# [DATA SHOWN]

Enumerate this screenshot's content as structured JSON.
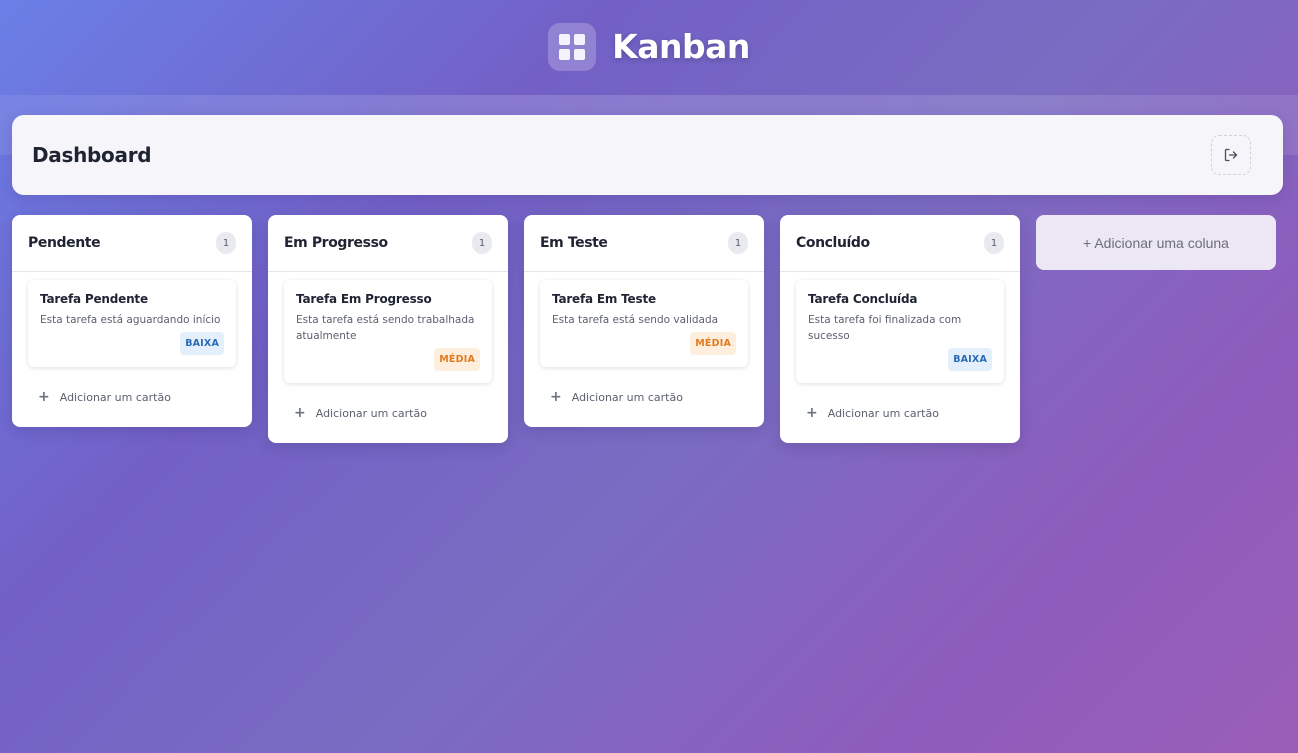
{
  "app": {
    "title": "Kanban",
    "icon": "grid-icon"
  },
  "header": {
    "title": "Dashboard",
    "logout_icon": "logout-icon"
  },
  "columns": [
    {
      "title": "Pendente",
      "count": "1",
      "cards": [
        {
          "title": "Tarefa Pendente",
          "description": "Esta tarefa está aguardando início",
          "priority": "BAIXA"
        }
      ],
      "add_label": "Adicionar um cartão"
    },
    {
      "title": "Em Progresso",
      "count": "1",
      "cards": [
        {
          "title": "Tarefa Em Progresso",
          "description": "Esta tarefa está sendo trabalhada atualmente",
          "priority": "MÉDIA"
        }
      ],
      "add_label": "Adicionar um cartão"
    },
    {
      "title": "Em Teste",
      "count": "1",
      "cards": [
        {
          "title": "Tarefa Em Teste",
          "description": "Esta tarefa está sendo validada",
          "priority": "MÉDIA"
        }
      ],
      "add_label": "Adicionar um cartão"
    },
    {
      "title": "Concluído",
      "count": "1",
      "cards": [
        {
          "title": "Tarefa Concluída",
          "description": "Esta tarefa foi finalizada com sucesso",
          "priority": "BAIXA"
        }
      ],
      "add_label": "Adicionar um cartão"
    }
  ],
  "add_column_label": "+ Adicionar uma coluna",
  "colors": {
    "baixa_bg": "#e3f0fc",
    "baixa_text": "#2a6bb3",
    "media_bg": "#fdeedd",
    "media_text": "#e07b1f"
  }
}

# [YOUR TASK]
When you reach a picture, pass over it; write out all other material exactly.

# [WRITTEN ANSWER]
Enumerate this screenshot's content as structured JSON.
{
  "app": {
    "title": "Kanban",
    "icon": "grid-icon"
  },
  "header": {
    "title": "Dashboard",
    "logout_icon": "logout-icon"
  },
  "columns": [
    {
      "title": "Pendente",
      "count": "1",
      "cards": [
        {
          "title": "Tarefa Pendente",
          "description": "Esta tarefa está aguardando início",
          "priority": "BAIXA"
        }
      ],
      "add_label": "Adicionar um cartão"
    },
    {
      "title": "Em Progresso",
      "count": "1",
      "cards": [
        {
          "title": "Tarefa Em Progresso",
          "description": "Esta tarefa está sendo trabalhada atualmente",
          "priority": "MÉDIA"
        }
      ],
      "add_label": "Adicionar um cartão"
    },
    {
      "title": "Em Teste",
      "count": "1",
      "cards": [
        {
          "title": "Tarefa Em Teste",
          "description": "Esta tarefa está sendo validada",
          "priority": "MÉDIA"
        }
      ],
      "add_label": "Adicionar um cartão"
    },
    {
      "title": "Concluído",
      "count": "1",
      "cards": [
        {
          "title": "Tarefa Concluída",
          "description": "Esta tarefa foi finalizada com sucesso",
          "priority": "BAIXA"
        }
      ],
      "add_label": "Adicionar um cartão"
    }
  ],
  "add_column_label": "+ Adicionar uma coluna",
  "colors": {
    "baixa_bg": "#e3f0fc",
    "baixa_text": "#2a6bb3",
    "media_bg": "#fdeedd",
    "media_text": "#e07b1f"
  }
}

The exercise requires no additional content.